**Provided data**
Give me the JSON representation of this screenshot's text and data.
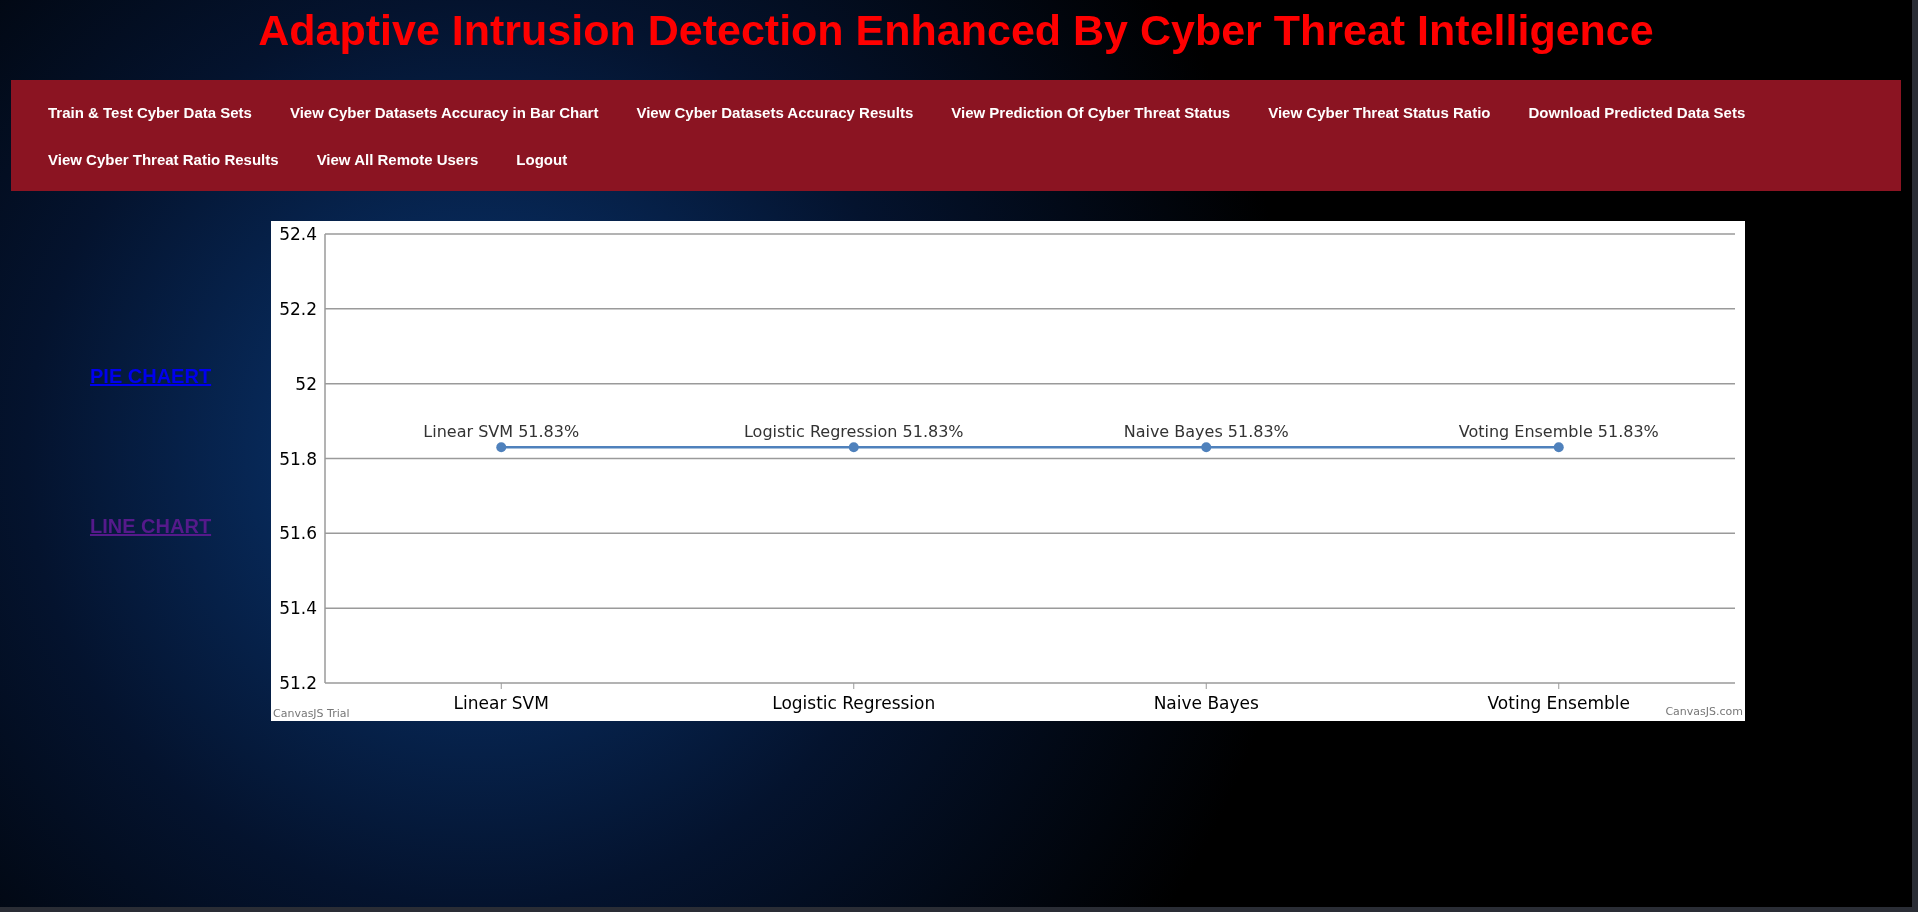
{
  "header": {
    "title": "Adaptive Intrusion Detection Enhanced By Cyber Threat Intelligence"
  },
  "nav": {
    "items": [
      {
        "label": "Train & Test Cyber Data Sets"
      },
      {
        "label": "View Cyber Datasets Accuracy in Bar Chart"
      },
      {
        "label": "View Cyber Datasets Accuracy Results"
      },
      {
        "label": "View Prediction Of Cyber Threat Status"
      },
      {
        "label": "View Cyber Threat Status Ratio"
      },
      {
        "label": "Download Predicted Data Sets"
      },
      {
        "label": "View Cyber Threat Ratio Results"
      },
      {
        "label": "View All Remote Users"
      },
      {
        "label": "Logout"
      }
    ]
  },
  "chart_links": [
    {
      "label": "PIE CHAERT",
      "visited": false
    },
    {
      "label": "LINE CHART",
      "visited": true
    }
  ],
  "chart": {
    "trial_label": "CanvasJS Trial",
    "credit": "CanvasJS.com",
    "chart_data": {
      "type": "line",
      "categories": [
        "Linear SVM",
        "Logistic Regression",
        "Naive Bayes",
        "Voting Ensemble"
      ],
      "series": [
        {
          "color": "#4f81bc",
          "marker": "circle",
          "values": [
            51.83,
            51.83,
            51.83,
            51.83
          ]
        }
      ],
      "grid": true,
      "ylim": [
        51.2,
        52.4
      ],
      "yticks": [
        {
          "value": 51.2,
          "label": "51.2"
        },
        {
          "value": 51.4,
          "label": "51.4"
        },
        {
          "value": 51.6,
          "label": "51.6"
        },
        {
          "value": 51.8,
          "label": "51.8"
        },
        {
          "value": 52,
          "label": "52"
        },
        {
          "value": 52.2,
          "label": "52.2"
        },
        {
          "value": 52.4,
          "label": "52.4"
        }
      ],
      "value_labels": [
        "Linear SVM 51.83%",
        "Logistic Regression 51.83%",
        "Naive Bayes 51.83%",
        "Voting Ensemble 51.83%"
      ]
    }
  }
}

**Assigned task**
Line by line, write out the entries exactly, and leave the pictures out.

**Exercise output**
Give me the JSON representation of this screenshot's text and data.
{
  "header": {
    "title": "Adaptive Intrusion Detection Enhanced By Cyber Threat Intelligence"
  },
  "nav": {
    "items": [
      {
        "label": "Train & Test Cyber Data Sets"
      },
      {
        "label": "View Cyber Datasets Accuracy in Bar Chart"
      },
      {
        "label": "View Cyber Datasets Accuracy Results"
      },
      {
        "label": "View Prediction Of Cyber Threat Status"
      },
      {
        "label": "View Cyber Threat Status Ratio"
      },
      {
        "label": "Download Predicted Data Sets"
      },
      {
        "label": "View Cyber Threat Ratio Results"
      },
      {
        "label": "View All Remote Users"
      },
      {
        "label": "Logout"
      }
    ]
  },
  "chart_links": [
    {
      "label": "PIE CHAERT",
      "visited": false
    },
    {
      "label": "LINE CHART",
      "visited": true
    }
  ],
  "chart": {
    "trial_label": "CanvasJS Trial",
    "credit": "CanvasJS.com",
    "chart_data": {
      "type": "line",
      "categories": [
        "Linear SVM",
        "Logistic Regression",
        "Naive Bayes",
        "Voting Ensemble"
      ],
      "series": [
        {
          "color": "#4f81bc",
          "marker": "circle",
          "values": [
            51.83,
            51.83,
            51.83,
            51.83
          ]
        }
      ],
      "grid": true,
      "ylim": [
        51.2,
        52.4
      ],
      "yticks": [
        {
          "value": 51.2,
          "label": "51.2"
        },
        {
          "value": 51.4,
          "label": "51.4"
        },
        {
          "value": 51.6,
          "label": "51.6"
        },
        {
          "value": 51.8,
          "label": "51.8"
        },
        {
          "value": 52,
          "label": "52"
        },
        {
          "value": 52.2,
          "label": "52.2"
        },
        {
          "value": 52.4,
          "label": "52.4"
        }
      ],
      "value_labels": [
        "Linear SVM 51.83%",
        "Logistic Regression 51.83%",
        "Naive Bayes 51.83%",
        "Voting Ensemble 51.83%"
      ]
    }
  }
}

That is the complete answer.